§ **Task description**: Write out all of the data again, precisely as it appears.
++++++++++
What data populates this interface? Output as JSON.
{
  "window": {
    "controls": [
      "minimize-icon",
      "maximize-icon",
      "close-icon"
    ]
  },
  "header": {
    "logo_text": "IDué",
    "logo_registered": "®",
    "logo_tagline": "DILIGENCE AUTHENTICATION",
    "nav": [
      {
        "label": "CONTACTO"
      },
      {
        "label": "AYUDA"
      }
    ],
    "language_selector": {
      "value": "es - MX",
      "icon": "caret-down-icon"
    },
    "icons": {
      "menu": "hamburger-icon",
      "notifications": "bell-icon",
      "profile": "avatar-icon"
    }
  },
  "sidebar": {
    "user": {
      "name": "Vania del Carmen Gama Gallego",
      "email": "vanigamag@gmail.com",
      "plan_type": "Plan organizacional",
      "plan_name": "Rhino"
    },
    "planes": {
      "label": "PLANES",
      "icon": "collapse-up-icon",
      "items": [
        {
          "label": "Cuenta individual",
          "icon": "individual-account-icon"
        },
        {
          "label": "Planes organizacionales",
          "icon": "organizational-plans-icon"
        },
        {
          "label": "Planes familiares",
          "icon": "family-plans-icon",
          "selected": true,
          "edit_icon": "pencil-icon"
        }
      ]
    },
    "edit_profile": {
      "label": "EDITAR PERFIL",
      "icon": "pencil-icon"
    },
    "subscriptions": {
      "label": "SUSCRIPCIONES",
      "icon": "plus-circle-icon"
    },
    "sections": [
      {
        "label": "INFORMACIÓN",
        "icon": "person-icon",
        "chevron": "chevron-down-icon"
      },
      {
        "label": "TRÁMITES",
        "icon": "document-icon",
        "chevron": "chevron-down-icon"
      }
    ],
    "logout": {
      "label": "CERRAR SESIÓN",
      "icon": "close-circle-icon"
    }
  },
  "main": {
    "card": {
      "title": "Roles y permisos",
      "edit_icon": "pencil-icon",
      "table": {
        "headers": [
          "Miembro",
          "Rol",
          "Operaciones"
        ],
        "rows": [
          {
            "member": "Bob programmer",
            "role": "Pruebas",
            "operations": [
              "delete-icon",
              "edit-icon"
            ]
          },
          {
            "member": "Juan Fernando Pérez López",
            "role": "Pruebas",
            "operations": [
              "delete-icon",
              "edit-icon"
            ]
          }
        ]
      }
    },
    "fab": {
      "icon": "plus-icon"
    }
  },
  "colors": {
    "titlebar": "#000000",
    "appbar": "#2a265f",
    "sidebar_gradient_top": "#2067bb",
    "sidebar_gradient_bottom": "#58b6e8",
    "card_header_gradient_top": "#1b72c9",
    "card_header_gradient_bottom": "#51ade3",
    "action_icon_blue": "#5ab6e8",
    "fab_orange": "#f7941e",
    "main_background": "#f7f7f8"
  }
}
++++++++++
§ **Task answer**:
What data populates this interface? Output as JSON.
{
  "window": {
    "controls": [
      "minimize-icon",
      "maximize-icon",
      "close-icon"
    ]
  },
  "header": {
    "logo_text": "IDué",
    "logo_registered": "®",
    "logo_tagline": "DILIGENCE AUTHENTICATION",
    "nav": [
      {
        "label": "CONTACTO"
      },
      {
        "label": "AYUDA"
      }
    ],
    "language_selector": {
      "value": "es - MX",
      "icon": "caret-down-icon"
    },
    "icons": {
      "menu": "hamburger-icon",
      "notifications": "bell-icon",
      "profile": "avatar-icon"
    }
  },
  "sidebar": {
    "user": {
      "name": "Vania del Carmen Gama Gallego",
      "email": "vanigamag@gmail.com",
      "plan_type": "Plan organizacional",
      "plan_name": "Rhino"
    },
    "planes": {
      "label": "PLANES",
      "icon": "collapse-up-icon",
      "items": [
        {
          "label": "Cuenta individual",
          "icon": "individual-account-icon"
        },
        {
          "label": "Planes organizacionales",
          "icon": "organizational-plans-icon"
        },
        {
          "label": "Planes familiares",
          "icon": "family-plans-icon",
          "selected": true,
          "edit_icon": "pencil-icon"
        }
      ]
    },
    "edit_profile": {
      "label": "EDITAR PERFIL",
      "icon": "pencil-icon"
    },
    "subscriptions": {
      "label": "SUSCRIPCIONES",
      "icon": "plus-circle-icon"
    },
    "sections": [
      {
        "label": "INFORMACIÓN",
        "icon": "person-icon",
        "chevron": "chevron-down-icon"
      },
      {
        "label": "TRÁMITES",
        "icon": "document-icon",
        "chevron": "chevron-down-icon"
      }
    ],
    "logout": {
      "label": "CERRAR SESIÓN",
      "icon": "close-circle-icon"
    }
  },
  "main": {
    "card": {
      "title": "Roles y permisos",
      "edit_icon": "pencil-icon",
      "table": {
        "headers": [
          "Miembro",
          "Rol",
          "Operaciones"
        ],
        "rows": [
          {
            "member": "Bob programmer",
            "role": "Pruebas",
            "operations": [
              "delete-icon",
              "edit-icon"
            ]
          },
          {
            "member": "Juan Fernando Pérez López",
            "role": "Pruebas",
            "operations": [
              "delete-icon",
              "edit-icon"
            ]
          }
        ]
      }
    },
    "fab": {
      "icon": "plus-icon"
    }
  },
  "colors": {
    "titlebar": "#000000",
    "appbar": "#2a265f",
    "sidebar_gradient_top": "#2067bb",
    "sidebar_gradient_bottom": "#58b6e8",
    "card_header_gradient_top": "#1b72c9",
    "card_header_gradient_bottom": "#51ade3",
    "action_icon_blue": "#5ab6e8",
    "fab_orange": "#f7941e",
    "main_background": "#f7f7f8"
  }
}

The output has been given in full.